Even among its Mozartean peers, Così is particularly direct and particularly easy to translate to contemporary life, as Maltman and O’Hara both point out. “We can all learn lessons from these characters because these things are timeless,” O’Hara says. “People succumb to pressures or seductions, especially when they are pushed. We have to watch out for people who try to bend our minds to think certain ways or make choices we might not have meant to make.” And there are no barriers to entry for the audience. “It doesn’t require any historical context or knowledge of Mozart or of the opera,” Maltman says, “but simply a love of good music and good drama.”
McDermott hopes to deliver both the surface-level hijinks and the deeper significance of the opera with his carnival production. The concept provides particularly fertile ground for the former. “We’ve probably got a lot more scene changes than might normally happen in Così,” McDermott says. “In the second act, for instance, when we go into the fairground, we have a whole series of different rides.” To accomplish that frenzied stage activity, conjure the proper atmosphere, and lend the setting real authenticity, the Met assembled a skills ensemble made up of actual sideshow performers, including some who work at Coney Island. This ensemble—featuring performers of all shapes and sizes, from less than four feet to more than seven feet tall, and including strongmen, sword swallowers, fire eaters, a contortionist, and the Met’s very first onstage Burmese python—is responsible for carrying out Don Alfonso’s tricks, wherein he hopes to catch the conscience of the lovers. As McDermott puts it, “If Alfonso were Oberon, they’re his fairies. They’re facilitating the magic to happen.”
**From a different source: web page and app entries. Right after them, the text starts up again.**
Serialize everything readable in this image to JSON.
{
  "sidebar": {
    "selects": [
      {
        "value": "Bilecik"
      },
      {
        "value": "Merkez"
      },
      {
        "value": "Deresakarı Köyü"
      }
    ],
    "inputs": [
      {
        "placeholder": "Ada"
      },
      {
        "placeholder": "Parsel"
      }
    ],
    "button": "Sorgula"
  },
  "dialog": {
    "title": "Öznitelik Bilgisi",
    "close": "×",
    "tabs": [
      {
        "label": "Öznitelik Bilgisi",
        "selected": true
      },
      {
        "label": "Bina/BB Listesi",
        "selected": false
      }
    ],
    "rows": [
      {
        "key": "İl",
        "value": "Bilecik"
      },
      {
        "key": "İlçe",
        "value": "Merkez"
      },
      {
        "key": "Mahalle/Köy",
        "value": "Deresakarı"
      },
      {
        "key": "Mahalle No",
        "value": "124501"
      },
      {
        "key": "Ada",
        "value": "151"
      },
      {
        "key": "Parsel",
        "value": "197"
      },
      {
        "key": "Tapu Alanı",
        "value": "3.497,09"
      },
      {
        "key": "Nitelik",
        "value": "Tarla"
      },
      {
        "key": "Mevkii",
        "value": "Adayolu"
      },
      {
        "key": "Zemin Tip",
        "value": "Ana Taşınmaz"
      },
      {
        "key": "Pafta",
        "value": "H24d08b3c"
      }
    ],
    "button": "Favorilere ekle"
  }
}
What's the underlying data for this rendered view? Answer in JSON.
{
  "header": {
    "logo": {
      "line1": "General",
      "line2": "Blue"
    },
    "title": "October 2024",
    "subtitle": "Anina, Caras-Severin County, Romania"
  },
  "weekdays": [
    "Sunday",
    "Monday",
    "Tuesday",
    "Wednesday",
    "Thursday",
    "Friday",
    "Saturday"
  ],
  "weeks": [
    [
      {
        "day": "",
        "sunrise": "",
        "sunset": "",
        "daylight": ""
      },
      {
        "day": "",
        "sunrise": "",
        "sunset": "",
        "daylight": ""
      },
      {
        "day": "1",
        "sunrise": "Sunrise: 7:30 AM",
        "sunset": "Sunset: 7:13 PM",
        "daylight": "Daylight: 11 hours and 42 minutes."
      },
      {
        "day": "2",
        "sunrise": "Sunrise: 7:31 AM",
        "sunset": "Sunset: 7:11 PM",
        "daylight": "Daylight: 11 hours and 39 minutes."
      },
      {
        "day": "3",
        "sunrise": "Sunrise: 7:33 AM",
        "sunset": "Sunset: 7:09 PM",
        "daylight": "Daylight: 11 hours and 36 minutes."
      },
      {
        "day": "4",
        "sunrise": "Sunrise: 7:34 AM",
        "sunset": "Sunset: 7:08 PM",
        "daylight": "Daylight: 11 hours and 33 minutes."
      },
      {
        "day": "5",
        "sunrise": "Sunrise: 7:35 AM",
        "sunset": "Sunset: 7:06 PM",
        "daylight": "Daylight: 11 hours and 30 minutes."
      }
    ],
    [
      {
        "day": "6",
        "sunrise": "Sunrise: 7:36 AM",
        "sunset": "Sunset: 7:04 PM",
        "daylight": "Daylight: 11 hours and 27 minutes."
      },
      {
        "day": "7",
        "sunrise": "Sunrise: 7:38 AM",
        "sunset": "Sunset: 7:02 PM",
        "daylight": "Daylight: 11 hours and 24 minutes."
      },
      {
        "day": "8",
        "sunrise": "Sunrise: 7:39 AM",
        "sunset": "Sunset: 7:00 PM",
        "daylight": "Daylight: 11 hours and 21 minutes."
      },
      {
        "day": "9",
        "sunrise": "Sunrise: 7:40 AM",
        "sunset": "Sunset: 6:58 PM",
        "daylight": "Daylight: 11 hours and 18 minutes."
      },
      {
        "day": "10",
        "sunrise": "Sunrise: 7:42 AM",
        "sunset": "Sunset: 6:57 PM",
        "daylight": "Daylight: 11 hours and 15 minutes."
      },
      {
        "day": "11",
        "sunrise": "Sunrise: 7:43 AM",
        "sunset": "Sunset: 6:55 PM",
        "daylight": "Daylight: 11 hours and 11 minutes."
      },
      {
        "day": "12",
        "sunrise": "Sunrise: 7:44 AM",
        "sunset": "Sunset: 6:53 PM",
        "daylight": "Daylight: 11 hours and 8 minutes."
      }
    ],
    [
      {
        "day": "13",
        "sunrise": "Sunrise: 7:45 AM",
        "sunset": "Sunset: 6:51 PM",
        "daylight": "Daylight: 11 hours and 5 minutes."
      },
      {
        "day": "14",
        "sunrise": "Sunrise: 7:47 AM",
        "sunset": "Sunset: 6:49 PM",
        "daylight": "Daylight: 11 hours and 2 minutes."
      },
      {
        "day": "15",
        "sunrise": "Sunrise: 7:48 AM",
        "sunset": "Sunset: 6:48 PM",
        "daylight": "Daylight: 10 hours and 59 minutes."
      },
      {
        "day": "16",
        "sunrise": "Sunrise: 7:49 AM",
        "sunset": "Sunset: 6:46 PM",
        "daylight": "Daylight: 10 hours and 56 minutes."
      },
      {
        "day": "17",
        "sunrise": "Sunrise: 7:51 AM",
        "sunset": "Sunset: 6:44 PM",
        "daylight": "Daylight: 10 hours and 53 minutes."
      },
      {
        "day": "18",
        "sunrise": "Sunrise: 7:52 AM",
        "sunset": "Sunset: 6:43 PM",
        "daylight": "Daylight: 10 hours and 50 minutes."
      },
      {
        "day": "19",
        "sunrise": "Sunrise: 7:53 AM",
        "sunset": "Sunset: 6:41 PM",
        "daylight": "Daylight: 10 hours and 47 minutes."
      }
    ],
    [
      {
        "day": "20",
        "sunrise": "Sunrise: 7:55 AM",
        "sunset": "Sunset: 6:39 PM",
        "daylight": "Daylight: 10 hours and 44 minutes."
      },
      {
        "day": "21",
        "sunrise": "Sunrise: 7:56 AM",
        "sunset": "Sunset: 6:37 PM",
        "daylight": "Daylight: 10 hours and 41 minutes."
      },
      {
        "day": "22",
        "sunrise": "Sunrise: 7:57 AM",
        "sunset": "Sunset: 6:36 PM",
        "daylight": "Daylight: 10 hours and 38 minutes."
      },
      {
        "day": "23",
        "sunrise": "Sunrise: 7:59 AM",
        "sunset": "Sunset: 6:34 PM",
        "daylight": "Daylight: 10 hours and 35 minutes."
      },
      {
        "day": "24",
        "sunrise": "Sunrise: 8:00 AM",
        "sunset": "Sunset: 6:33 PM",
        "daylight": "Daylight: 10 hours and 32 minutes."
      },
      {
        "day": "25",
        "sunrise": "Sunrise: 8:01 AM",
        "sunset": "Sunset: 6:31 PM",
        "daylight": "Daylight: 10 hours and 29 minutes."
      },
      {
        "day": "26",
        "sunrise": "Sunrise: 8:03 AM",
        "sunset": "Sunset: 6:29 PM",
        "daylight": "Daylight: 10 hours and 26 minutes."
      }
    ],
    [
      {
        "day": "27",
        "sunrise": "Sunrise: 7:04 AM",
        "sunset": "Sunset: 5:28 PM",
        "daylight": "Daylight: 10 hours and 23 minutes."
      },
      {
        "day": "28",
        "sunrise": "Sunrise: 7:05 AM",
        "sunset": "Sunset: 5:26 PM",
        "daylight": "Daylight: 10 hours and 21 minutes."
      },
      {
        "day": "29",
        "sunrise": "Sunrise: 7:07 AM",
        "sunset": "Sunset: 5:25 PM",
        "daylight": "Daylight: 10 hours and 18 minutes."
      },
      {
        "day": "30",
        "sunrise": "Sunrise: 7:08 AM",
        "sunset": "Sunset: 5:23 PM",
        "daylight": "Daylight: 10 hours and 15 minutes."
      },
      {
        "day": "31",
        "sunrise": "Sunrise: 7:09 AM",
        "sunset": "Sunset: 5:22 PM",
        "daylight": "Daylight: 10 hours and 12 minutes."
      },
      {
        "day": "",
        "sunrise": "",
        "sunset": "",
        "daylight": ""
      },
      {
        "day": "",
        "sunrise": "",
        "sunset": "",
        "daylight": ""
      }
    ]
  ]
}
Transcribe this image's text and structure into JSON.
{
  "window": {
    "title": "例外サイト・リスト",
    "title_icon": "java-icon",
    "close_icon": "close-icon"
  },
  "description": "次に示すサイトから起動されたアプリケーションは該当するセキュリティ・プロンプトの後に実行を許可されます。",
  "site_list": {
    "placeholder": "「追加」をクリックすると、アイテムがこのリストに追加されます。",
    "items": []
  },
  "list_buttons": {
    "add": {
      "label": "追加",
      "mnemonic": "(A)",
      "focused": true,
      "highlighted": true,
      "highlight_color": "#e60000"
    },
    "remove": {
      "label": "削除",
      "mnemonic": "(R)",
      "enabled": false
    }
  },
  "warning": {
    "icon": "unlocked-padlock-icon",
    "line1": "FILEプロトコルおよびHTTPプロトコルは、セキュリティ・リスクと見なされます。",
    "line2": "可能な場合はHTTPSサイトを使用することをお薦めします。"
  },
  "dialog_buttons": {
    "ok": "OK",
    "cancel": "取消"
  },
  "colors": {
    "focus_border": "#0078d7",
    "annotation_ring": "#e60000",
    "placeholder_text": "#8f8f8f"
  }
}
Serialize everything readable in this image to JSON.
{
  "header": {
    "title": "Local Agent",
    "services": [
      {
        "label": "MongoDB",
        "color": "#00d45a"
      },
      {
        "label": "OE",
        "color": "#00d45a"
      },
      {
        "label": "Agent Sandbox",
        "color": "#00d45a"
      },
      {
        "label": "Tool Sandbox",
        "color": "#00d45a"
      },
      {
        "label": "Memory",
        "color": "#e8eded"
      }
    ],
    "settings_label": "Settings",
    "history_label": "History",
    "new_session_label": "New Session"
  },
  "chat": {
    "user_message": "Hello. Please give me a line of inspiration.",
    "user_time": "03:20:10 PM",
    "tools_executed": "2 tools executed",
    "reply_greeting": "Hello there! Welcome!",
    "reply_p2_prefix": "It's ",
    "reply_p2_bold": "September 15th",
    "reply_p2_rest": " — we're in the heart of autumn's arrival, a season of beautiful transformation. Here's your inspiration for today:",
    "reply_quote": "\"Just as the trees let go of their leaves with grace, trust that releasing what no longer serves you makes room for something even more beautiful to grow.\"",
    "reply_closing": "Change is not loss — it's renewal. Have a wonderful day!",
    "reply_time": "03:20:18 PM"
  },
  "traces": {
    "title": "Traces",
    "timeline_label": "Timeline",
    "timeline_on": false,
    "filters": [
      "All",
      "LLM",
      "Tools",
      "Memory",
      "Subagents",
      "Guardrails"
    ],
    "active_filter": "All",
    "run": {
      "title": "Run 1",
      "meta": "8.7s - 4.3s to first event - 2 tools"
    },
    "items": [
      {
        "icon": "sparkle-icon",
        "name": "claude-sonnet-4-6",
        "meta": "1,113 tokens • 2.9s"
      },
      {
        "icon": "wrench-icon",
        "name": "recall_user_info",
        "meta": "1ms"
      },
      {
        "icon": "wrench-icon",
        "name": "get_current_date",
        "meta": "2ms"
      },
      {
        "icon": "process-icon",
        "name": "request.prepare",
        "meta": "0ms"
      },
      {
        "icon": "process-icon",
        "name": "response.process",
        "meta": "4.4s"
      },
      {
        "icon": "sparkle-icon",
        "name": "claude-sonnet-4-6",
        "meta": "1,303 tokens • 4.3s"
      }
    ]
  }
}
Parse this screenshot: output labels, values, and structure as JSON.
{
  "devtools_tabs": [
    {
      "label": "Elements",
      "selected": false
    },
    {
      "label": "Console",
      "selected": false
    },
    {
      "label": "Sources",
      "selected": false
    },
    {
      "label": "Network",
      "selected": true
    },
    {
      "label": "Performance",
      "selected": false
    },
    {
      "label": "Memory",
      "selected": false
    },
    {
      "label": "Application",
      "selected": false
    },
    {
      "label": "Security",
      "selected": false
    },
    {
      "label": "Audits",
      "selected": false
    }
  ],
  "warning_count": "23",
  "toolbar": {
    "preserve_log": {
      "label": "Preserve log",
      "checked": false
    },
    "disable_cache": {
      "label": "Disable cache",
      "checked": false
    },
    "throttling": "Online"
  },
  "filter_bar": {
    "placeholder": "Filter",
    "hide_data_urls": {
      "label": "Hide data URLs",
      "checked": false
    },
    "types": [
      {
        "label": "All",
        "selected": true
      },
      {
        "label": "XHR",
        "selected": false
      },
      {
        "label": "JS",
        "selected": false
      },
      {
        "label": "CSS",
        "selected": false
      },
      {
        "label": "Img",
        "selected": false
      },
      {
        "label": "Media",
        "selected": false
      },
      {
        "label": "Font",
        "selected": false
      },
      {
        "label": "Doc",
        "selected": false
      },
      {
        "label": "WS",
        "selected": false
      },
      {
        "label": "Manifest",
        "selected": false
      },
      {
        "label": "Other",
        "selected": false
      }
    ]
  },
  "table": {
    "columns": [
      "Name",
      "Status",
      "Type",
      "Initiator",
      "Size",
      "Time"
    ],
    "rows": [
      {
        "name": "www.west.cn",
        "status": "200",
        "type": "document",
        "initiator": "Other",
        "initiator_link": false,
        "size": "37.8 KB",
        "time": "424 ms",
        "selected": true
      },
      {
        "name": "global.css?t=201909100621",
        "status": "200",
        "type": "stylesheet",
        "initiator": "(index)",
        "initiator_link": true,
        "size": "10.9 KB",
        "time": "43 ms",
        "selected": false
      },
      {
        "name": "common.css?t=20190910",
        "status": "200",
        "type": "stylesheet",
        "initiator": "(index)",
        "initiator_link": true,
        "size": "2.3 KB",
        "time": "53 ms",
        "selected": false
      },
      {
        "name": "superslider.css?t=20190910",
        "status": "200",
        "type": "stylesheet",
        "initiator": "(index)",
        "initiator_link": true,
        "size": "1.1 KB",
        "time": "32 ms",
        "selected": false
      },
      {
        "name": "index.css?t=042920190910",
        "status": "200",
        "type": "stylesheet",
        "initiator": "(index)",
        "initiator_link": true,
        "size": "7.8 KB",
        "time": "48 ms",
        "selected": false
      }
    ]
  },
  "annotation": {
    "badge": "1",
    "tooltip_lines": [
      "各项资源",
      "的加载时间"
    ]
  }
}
McDermott is especially proud to be bringing together the worlds of the Met and the carnival sideshow. “Something that was really exciting,” the director recalled, “was that a fair few of these performers, who are highly tattooed and swallow swords and have snakes, came in and said, ‘You know what my favorite thing is? Opera.’ And some of them were nearly in tears at the idea that they might be on the Met stage.”
Ultimately, though, the setting is just that, an environment within which the drama and Mozart’s music can take flight. And McDermott is careful to emphasize that his directorial choices simply reflect what he thought would be most effective in helping to tell the story, rather than any attempt to draw attention to his own cleverness. “Once the show is up and running, I don’t want the audience thinking too much about the setting, but rather to just be swept along,” he says. “I hope the audience get exactly what they want and that they have an exciting time. And I hope that it’s fun, and funny, and beautiful—but most of all, that it’s atmospheric and magical, because of course it’s a show about love.”
Jay Goodwin is the Met’s Editorial Director.